Since 2006, retail stores selling cold medicine containing pseudoephedrine have been required to ask for ID from customers buying these medications. Recently, an employee at a CVS drugstore followed this rule and asked for an ID from Jose Gusman-Payano, a student at Purdue University. Gusman-Payano showed his drivers license, and that should have been that.
Instead, the employee refused to accept the ID, which was issued in Puerto Rico. She told Gusman-Payano that she could only accept ID from the U.S., Mexico, or Canada. Even when the student explained to her that Puerto Rico is a U.S. territory and people born in Puerto Rico are citizens of the U.S., the clerk insisted that she couldn’t accept the ID.
Gusman-Payano showed her his U.S. passport, too. The worker refused to accept the passport. He left the store without his cold medicine.
Ignorance is widespread
This is not the first time people from Puerto Rico have been inconvenienced by ignorance about the territory. Eduardo Caraballo, a Chicago resident born in Puerto Rico, was detained for several days in 2010 and threatened with deportation in spite of showing police his birth certificate. Georgia DMV workers added trivia questions about Puerto Rico to the process of gaining a drivers license in their state.
In fact, as recently as 2017, a Morning Consult poll found that almost half of the stateside Americans they asked did not know that Puerto Ricans are citizens of the United States. A 2018 Facebook survey found that 95% of respondents knew this — but the answers also included one saying that Puerto Ricans had dual citizenship and one saying that they could choose between U.S. and Spanish citizenship.
Following extensive news coverage after Hurricane Maria, most Americans living in the States now realize that Puerto Ricans are U.S. citizens, but there are still some who do not.
The ignorant CVS worker made a mistake and then doubled down on it, claiming that it was store policy not to accept Puerto Rico IDs, according to a Facebook post written by the student’s mother, Arlene Payano Burgos.

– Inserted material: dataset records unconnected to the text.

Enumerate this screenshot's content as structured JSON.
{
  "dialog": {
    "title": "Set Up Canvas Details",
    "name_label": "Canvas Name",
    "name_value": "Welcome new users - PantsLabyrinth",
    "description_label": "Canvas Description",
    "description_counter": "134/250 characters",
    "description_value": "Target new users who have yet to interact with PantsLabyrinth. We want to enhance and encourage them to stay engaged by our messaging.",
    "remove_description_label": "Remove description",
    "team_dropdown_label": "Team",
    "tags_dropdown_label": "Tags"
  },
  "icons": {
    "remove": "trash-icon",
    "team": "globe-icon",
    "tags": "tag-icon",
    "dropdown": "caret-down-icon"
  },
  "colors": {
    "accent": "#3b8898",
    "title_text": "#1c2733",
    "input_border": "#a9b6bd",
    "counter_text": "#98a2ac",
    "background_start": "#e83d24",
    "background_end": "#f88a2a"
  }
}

“What caused this employee to ask him for his visa?” she wrote. “Was it his accent? Was it his skin color? Was it the Puerto Rican flag on the license? Whatever triggered her to discriminate against my son embodies exactly what is wrong in the United States of America today.”
The post has been shared more than 12,000 times as of this writing. Perhaps in response to this post and local news coverage, CVS eventually apologized and acknowledged their error. Refusal to accept IDs issued in Puerto Rico is not a policy of the individual store, nor of CVS.
How important is this problem?
Jose Gusman-Payano is probably over his cold by now, and the CVS worker will probably never forget that Puerto Ricans are U.S. citizens.
There is more to the story, though. Research has found that people who know Puerto Ricans are U.S. citizens are more likely to support statehood for Puerto Rico. They are more likely to support federal help for the territory.
As Puerto Rico continúes to struggle to rebuild and to fight for recognition of the 2012 and 2017 votes for statehood, it is important to continue to educate Americans in general about Puerto Rico.
Rep. Nydia Velazquez (D-NY) made this point on Twitter, referring to the CVS event.